SUPPLIED ENTRIES:
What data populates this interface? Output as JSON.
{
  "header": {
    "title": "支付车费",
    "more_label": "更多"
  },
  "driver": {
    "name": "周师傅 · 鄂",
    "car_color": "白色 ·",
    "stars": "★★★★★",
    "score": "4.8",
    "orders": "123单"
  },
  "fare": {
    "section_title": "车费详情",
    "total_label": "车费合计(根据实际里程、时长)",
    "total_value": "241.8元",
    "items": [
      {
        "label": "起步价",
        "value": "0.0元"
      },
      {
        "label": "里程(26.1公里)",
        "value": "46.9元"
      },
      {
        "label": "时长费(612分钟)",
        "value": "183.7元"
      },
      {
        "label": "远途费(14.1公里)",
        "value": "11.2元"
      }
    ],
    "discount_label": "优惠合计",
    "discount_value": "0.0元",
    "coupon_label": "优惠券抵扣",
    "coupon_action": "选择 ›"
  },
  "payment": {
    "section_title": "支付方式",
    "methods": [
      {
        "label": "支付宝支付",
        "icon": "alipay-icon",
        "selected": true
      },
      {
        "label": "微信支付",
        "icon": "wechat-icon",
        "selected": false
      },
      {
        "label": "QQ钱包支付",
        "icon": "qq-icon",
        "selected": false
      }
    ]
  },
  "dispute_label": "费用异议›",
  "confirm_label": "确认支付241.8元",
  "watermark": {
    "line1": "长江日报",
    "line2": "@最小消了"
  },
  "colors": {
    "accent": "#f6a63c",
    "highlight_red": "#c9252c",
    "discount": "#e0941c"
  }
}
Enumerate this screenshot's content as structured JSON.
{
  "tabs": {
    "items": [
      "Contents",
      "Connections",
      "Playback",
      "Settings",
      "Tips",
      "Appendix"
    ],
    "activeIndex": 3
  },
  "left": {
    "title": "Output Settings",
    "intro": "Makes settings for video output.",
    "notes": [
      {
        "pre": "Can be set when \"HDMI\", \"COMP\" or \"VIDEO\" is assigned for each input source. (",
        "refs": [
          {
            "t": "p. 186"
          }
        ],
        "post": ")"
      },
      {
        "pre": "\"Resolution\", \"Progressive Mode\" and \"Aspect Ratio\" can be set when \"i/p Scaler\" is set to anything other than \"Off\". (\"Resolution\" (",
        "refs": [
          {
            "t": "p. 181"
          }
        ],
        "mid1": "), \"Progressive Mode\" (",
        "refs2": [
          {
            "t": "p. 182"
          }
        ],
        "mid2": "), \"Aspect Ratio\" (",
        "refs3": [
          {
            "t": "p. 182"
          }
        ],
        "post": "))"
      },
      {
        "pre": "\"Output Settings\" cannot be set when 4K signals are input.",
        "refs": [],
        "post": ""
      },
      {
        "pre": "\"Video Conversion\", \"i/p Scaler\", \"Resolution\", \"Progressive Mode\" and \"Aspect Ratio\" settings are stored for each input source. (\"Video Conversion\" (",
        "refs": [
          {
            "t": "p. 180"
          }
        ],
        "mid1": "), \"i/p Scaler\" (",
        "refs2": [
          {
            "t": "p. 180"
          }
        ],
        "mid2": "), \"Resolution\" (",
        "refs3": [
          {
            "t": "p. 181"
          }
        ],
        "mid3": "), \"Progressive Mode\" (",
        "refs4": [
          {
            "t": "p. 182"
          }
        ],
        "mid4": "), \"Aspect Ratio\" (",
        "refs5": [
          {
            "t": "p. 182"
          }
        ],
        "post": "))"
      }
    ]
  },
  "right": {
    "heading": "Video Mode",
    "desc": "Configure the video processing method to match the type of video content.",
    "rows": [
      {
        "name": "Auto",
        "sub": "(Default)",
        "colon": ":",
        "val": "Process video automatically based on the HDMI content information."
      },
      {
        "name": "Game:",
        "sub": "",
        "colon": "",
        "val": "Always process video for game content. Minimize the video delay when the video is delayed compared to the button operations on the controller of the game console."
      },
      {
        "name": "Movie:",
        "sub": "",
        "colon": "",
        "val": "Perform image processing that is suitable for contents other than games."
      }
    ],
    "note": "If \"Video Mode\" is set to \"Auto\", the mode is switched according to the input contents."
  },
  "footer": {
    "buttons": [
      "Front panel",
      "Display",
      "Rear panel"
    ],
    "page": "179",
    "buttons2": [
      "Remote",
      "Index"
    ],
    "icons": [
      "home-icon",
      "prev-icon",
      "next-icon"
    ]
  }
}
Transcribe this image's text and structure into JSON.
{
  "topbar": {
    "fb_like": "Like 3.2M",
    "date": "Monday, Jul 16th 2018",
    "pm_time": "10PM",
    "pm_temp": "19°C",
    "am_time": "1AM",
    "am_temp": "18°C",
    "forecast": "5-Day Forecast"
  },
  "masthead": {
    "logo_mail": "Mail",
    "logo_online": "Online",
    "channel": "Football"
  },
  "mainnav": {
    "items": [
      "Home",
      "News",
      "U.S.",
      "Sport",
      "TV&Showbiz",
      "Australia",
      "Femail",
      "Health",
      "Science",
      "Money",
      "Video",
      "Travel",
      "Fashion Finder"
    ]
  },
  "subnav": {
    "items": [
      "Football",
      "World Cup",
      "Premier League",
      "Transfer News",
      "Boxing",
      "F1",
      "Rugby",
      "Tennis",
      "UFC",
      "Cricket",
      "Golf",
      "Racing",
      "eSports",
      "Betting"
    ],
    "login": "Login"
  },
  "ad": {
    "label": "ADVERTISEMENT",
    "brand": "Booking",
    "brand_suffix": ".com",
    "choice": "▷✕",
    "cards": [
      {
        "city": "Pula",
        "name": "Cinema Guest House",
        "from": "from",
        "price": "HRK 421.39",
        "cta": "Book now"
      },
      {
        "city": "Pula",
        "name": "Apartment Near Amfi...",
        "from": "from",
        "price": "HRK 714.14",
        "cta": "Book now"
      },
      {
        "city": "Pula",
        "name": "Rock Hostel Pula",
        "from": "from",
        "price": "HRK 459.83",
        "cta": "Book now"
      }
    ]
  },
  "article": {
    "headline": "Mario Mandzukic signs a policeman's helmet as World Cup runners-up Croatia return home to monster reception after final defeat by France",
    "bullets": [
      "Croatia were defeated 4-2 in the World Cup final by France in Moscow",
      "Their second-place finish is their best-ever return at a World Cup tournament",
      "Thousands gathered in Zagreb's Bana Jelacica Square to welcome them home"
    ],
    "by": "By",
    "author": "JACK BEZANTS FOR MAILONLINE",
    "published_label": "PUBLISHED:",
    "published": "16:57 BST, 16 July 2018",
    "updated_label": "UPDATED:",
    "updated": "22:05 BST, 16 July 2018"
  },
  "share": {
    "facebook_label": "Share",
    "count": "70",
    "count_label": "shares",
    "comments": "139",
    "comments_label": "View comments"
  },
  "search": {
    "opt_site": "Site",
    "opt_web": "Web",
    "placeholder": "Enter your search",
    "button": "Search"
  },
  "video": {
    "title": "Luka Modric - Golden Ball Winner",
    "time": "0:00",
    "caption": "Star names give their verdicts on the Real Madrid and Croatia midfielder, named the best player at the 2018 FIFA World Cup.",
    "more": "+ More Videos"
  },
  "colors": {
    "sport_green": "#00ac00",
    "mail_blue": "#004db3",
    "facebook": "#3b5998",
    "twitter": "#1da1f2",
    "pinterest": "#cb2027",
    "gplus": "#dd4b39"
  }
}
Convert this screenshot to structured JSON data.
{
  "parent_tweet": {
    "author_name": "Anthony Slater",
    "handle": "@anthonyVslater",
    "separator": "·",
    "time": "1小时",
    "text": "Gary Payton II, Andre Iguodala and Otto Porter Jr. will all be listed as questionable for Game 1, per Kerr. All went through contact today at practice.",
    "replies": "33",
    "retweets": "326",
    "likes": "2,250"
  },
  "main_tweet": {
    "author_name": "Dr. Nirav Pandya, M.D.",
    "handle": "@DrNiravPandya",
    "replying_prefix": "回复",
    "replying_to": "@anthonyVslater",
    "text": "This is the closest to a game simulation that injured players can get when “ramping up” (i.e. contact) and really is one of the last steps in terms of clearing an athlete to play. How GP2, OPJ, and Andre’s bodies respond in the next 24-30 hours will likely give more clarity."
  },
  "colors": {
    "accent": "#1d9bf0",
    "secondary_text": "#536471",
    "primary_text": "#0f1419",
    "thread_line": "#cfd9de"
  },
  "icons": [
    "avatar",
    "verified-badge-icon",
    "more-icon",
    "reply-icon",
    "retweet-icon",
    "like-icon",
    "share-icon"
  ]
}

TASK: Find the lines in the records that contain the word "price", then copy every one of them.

SOLVED PROBLEM:
        "price": "HRK 421.39",
        "price": "HRK 714.14",
        "price": "HRK 459.83",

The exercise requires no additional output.